TASK TO CARRY OUT: Repeat the lines below exactly as they appear, but leave out the images.

THE DATA:
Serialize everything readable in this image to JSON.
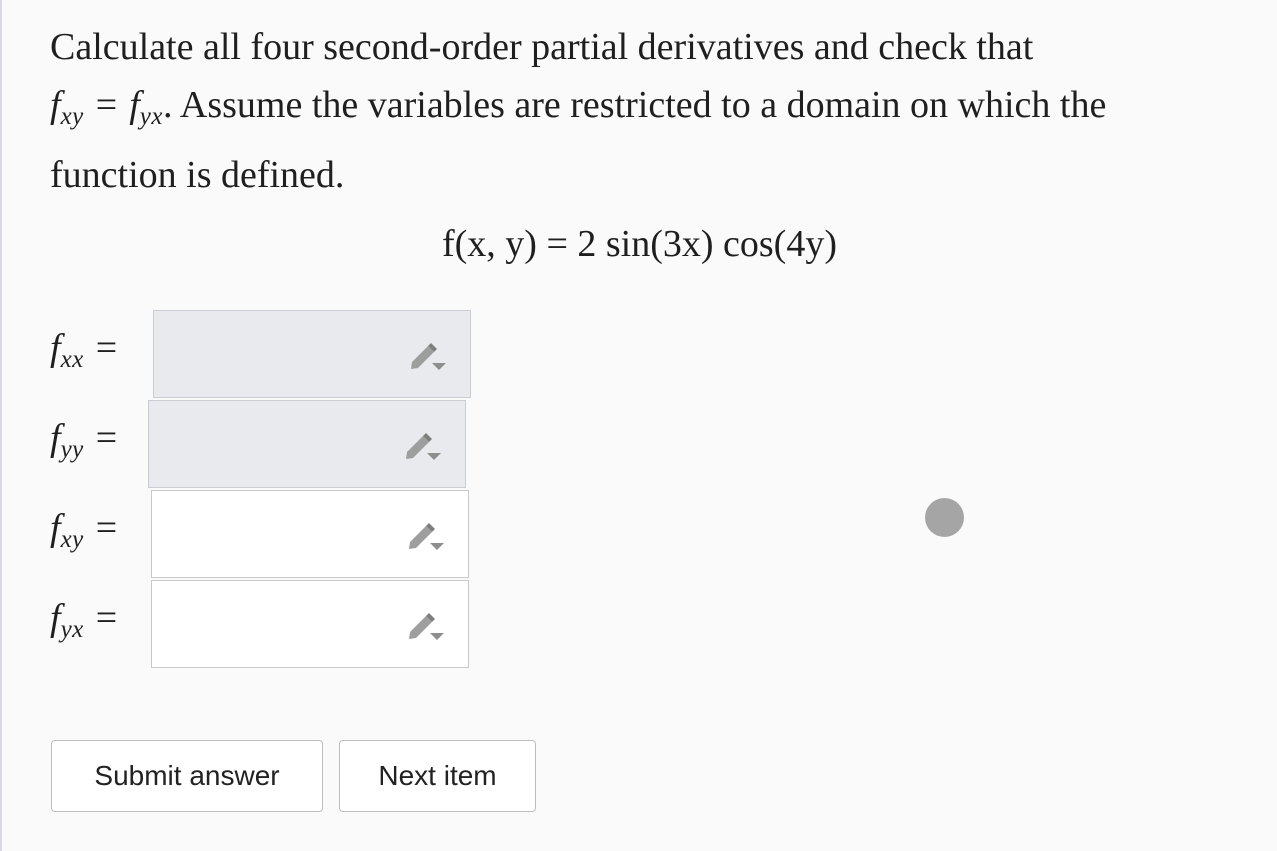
{
  "question": {
    "line1": "Calculate all four second-order partial derivatives and check that",
    "f1": "f",
    "sub1": "xy",
    "equals": "=",
    "f2": "f",
    "sub2": "yx",
    "line2_rest": ". Assume the variables are restricted to a domain on which the",
    "line3": "function is defined."
  },
  "function_display": "f(x, y) = 2 sin(3x) cos(4y)",
  "answers": [
    {
      "f": "f",
      "sub": "xx",
      "eq": "=",
      "value": ""
    },
    {
      "f": "f",
      "sub": "yy",
      "eq": "=",
      "value": ""
    },
    {
      "f": "f",
      "sub": "xy",
      "eq": "=",
      "value": ""
    },
    {
      "f": "f",
      "sub": "yx",
      "eq": "=",
      "value": ""
    }
  ],
  "icons": {
    "answer_editor": "pencil-dropdown-icon"
  },
  "buttons": {
    "submit": "Submit answer",
    "next": "Next item"
  },
  "colors": {
    "filled_box": "#e8eaed",
    "empty_box": "#ffffff",
    "cursor": "#a5a5a5"
  }
}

RESULT BELOW:
Serialize everything readable in this image to JSON.
{
  "question": {
    "line1": "Calculate all four second-order partial derivatives and check that",
    "f1": "f",
    "sub1": "xy",
    "equals": "=",
    "f2": "f",
    "sub2": "yx",
    "line2_rest": ". Assume the variables are restricted to a domain on which the",
    "line3": "function is defined."
  },
  "function_display": "f(x, y) = 2 sin(3x) cos(4y)",
  "answers": [
    {
      "f": "f",
      "sub": "xx",
      "eq": "=",
      "value": ""
    },
    {
      "f": "f",
      "sub": "yy",
      "eq": "=",
      "value": ""
    },
    {
      "f": "f",
      "sub": "xy",
      "eq": "=",
      "value": ""
    },
    {
      "f": "f",
      "sub": "yx",
      "eq": "=",
      "value": ""
    }
  ],
  "icons": {
    "answer_editor": "pencil-dropdown-icon"
  },
  "buttons": {
    "submit": "Submit answer",
    "next": "Next item"
  },
  "colors": {
    "filled_box": "#e8eaed",
    "empty_box": "#ffffff",
    "cursor": "#a5a5a5"
  }
}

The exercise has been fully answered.